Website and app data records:
——————

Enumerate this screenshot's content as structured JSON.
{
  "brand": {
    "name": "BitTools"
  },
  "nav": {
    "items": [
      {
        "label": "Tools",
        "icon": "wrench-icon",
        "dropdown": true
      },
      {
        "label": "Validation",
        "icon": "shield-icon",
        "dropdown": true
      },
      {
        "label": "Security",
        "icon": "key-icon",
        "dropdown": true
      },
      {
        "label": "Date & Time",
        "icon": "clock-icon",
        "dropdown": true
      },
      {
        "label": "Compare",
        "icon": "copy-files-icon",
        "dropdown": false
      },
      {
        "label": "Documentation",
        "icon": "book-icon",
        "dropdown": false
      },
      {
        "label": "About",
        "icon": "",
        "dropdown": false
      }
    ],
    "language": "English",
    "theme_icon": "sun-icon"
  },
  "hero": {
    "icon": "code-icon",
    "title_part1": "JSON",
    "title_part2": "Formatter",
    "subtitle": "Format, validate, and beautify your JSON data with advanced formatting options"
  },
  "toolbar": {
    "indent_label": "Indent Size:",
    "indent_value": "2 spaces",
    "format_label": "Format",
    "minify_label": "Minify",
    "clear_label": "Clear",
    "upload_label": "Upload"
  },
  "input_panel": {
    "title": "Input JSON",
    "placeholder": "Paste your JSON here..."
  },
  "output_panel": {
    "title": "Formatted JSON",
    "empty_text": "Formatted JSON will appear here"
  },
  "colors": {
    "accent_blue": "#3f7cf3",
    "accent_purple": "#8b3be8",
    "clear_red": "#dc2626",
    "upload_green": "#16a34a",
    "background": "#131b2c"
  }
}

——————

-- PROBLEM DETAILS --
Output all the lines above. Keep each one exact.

-- YOUR RESPONSE --
Enumerate this screenshot's content as structured JSON.
{
  "brand": {
    "name": "BitTools"
  },
  "nav": {
    "items": [
      {
        "label": "Tools",
        "icon": "wrench-icon",
        "dropdown": true
      },
      {
        "label": "Validation",
        "icon": "shield-icon",
        "dropdown": true
      },
      {
        "label": "Security",
        "icon": "key-icon",
        "dropdown": true
      },
      {
        "label": "Date & Time",
        "icon": "clock-icon",
        "dropdown": true
      },
      {
        "label": "Compare",
        "icon": "copy-files-icon",
        "dropdown": false
      },
      {
        "label": "Documentation",
        "icon": "book-icon",
        "dropdown": false
      },
      {
        "label": "About",
        "icon": "",
        "dropdown": false
      }
    ],
    "language": "English",
    "theme_icon": "sun-icon"
  },
  "hero": {
    "icon": "code-icon",
    "title_part1": "JSON",
    "title_part2": "Formatter",
    "subtitle": "Format, validate, and beautify your JSON data with advanced formatting options"
  },
  "toolbar": {
    "indent_label": "Indent Size:",
    "indent_value": "2 spaces",
    "format_label": "Format",
    "minify_label": "Minify",
    "clear_label": "Clear",
    "upload_label": "Upload"
  },
  "input_panel": {
    "title": "Input JSON",
    "placeholder": "Paste your JSON here..."
  },
  "output_panel": {
    "title": "Formatted JSON",
    "empty_text": "Formatted JSON will appear here"
  },
  "colors": {
    "accent_blue": "#3f7cf3",
    "accent_purple": "#8b3be8",
    "clear_red": "#dc2626",
    "upload_green": "#16a34a",
    "background": "#131b2c"
  }
}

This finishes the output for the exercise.